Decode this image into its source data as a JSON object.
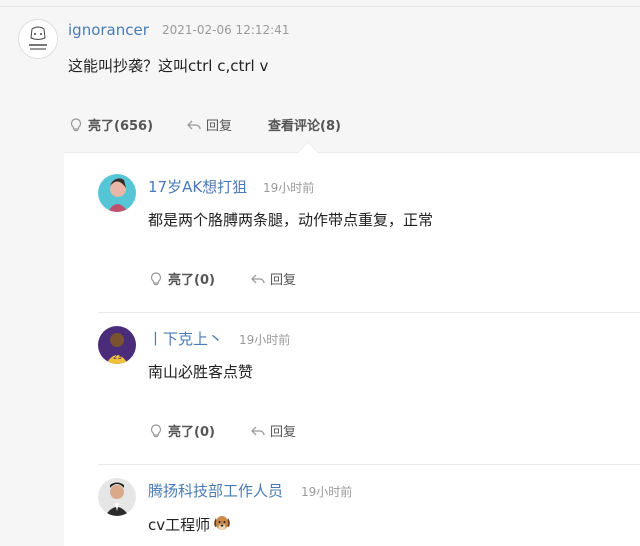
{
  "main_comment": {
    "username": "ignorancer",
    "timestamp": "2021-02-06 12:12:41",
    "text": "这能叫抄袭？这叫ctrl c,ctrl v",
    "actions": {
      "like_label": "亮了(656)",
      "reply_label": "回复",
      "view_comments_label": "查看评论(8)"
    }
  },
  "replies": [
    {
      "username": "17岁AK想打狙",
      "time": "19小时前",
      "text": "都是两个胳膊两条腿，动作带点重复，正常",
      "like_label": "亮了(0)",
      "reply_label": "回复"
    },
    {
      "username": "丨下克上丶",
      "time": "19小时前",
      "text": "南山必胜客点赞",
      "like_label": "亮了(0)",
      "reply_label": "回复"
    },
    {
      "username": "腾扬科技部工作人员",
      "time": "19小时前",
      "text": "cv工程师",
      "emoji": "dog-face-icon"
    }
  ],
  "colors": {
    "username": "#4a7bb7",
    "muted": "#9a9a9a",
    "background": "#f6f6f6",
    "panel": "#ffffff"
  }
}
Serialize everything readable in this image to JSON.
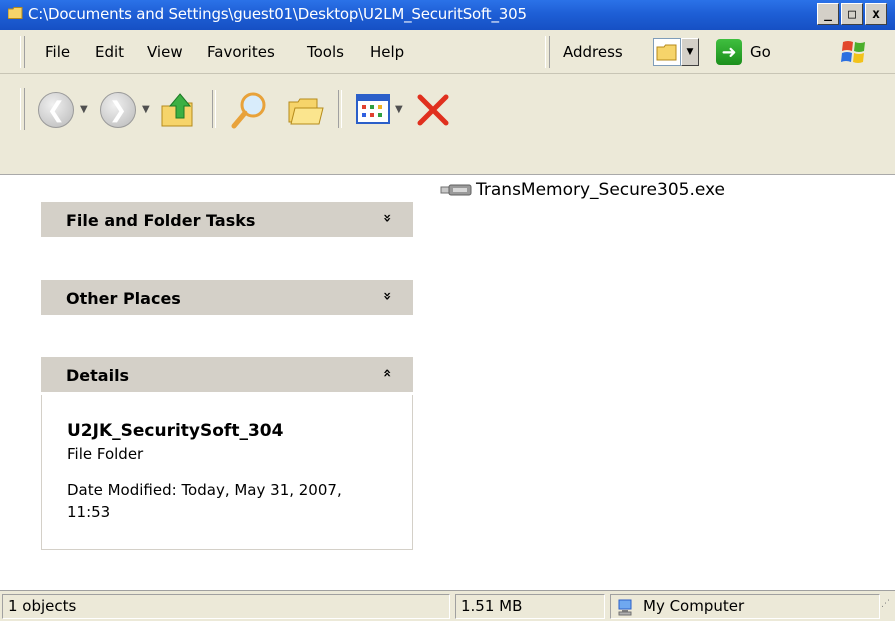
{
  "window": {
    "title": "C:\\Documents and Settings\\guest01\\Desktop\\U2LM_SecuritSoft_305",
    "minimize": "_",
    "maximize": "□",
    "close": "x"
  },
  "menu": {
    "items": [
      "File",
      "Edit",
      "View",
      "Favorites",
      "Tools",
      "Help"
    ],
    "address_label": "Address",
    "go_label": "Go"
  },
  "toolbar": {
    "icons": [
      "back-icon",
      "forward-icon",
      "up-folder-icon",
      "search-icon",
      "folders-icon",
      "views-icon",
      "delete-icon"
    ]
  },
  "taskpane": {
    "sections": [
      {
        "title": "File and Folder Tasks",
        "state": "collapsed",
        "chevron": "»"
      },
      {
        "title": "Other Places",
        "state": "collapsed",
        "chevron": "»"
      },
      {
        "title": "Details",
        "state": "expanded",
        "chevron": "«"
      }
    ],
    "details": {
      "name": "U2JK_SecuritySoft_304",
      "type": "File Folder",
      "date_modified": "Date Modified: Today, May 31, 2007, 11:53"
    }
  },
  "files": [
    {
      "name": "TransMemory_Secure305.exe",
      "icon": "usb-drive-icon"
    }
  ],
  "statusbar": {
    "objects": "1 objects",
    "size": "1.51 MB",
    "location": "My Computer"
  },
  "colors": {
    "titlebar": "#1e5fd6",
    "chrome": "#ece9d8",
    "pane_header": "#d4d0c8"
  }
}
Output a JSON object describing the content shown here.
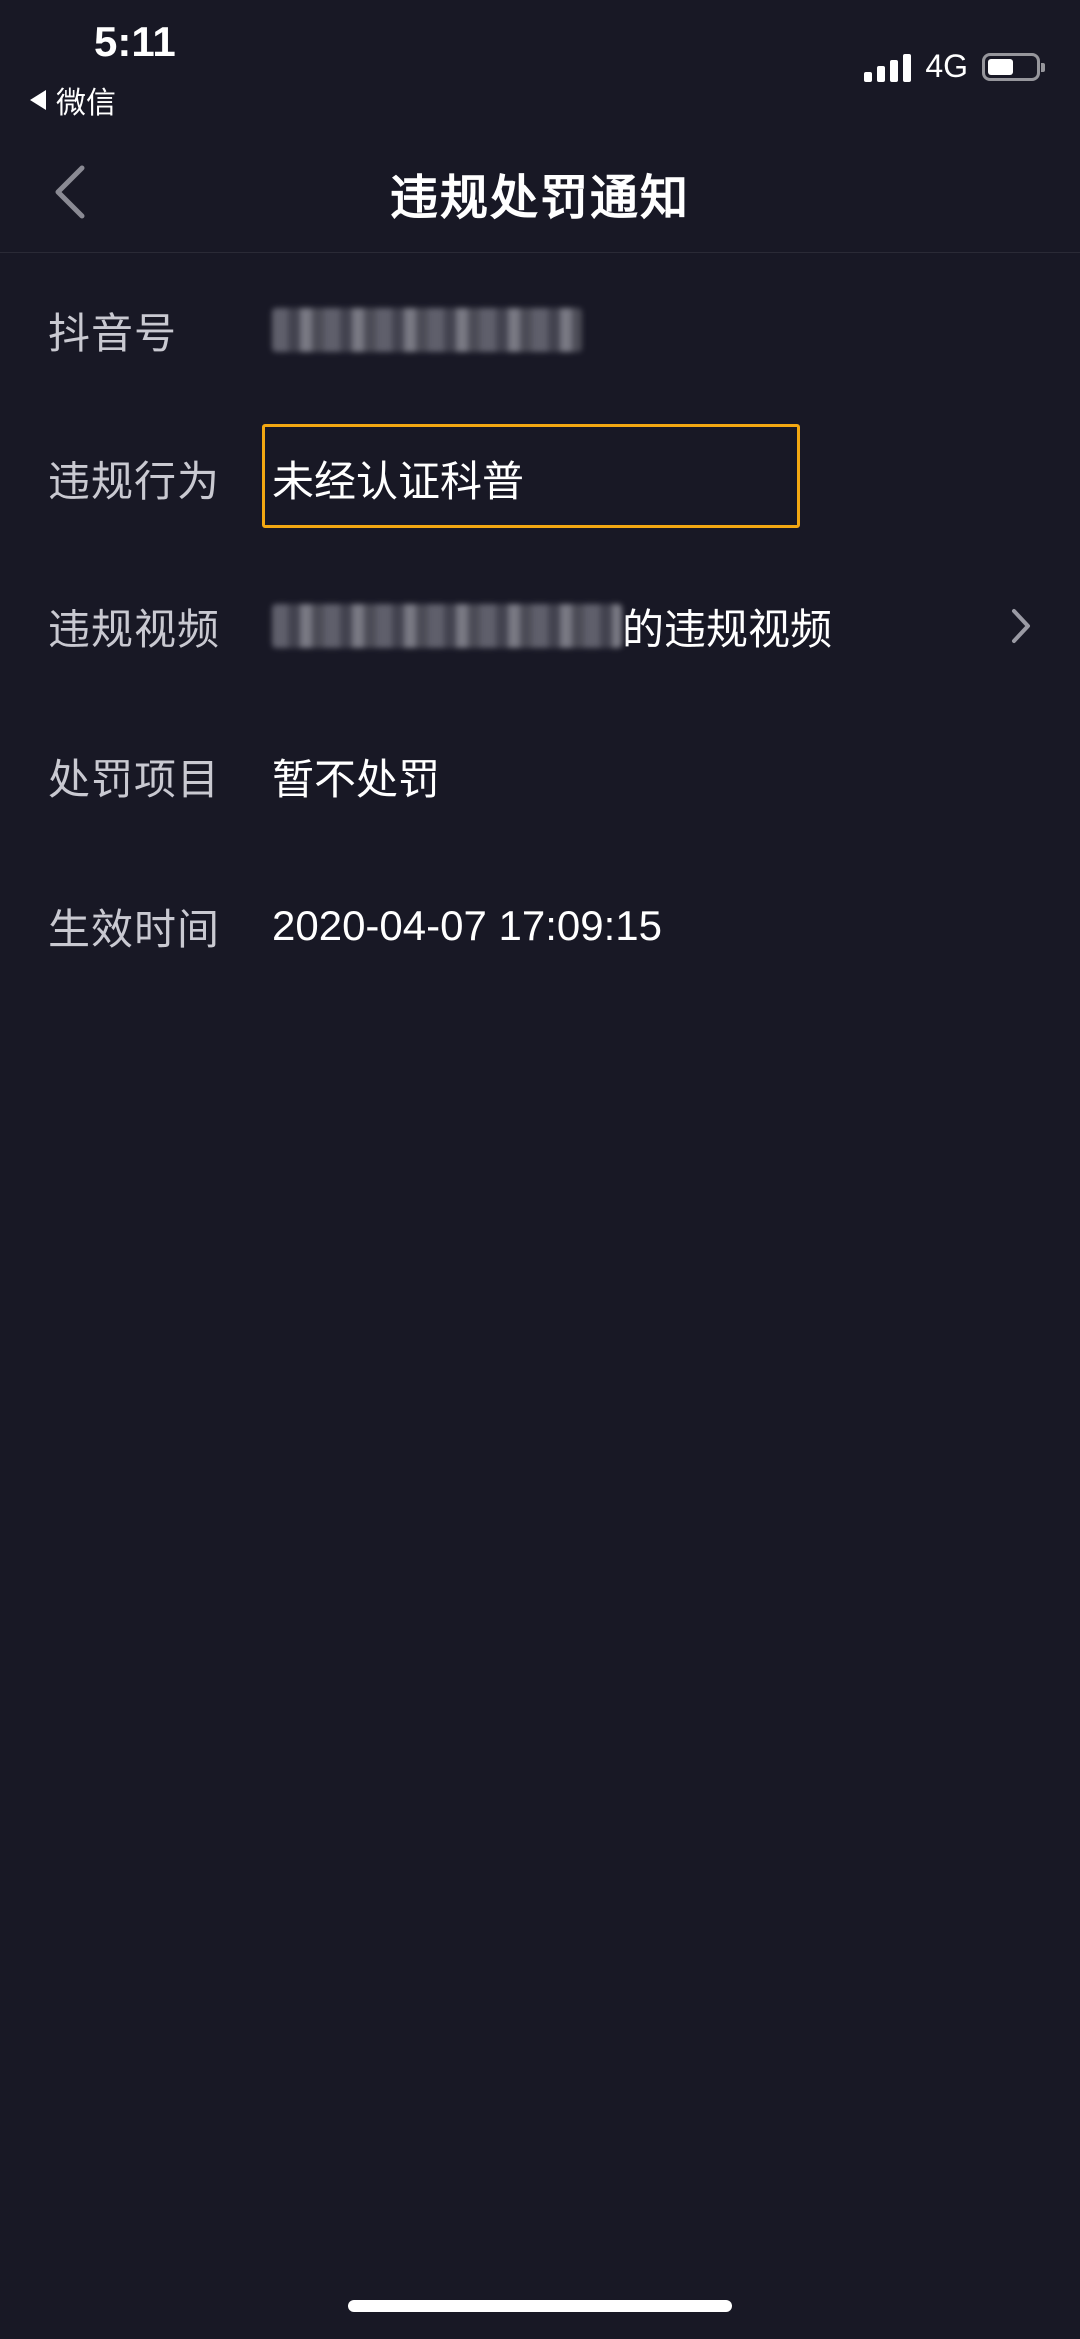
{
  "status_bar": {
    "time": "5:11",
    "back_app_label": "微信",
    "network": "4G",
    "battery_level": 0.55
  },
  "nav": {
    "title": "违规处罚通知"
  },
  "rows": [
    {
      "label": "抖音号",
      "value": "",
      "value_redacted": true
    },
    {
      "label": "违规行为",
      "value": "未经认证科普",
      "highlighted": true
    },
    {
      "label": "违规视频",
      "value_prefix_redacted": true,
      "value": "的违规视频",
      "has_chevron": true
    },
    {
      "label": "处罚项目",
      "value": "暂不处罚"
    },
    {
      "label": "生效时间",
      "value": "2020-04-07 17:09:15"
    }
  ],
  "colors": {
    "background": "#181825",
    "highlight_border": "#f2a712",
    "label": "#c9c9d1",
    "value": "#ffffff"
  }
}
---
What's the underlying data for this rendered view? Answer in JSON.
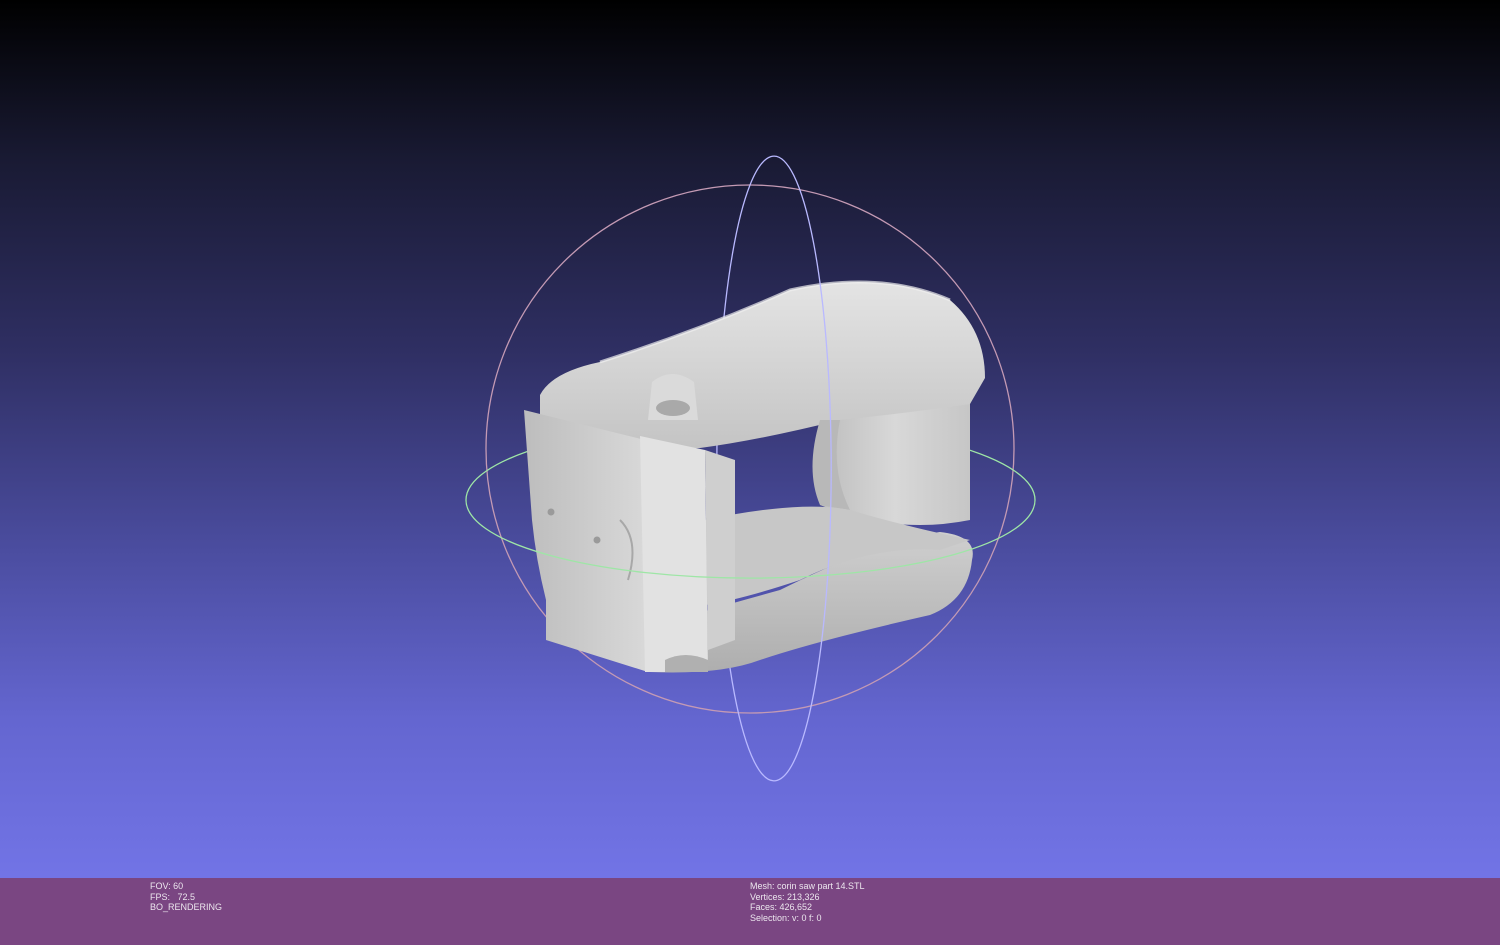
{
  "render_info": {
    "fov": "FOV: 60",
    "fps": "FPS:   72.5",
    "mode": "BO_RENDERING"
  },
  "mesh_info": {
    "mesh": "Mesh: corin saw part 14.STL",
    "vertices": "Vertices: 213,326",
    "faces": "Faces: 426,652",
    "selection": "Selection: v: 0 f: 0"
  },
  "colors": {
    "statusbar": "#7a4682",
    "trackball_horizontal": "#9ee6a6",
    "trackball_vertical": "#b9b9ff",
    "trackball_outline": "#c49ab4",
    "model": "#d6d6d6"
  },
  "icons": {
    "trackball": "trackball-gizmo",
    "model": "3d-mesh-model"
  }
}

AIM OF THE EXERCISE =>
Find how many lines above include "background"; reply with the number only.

WRITTEN SOLUTION =>
2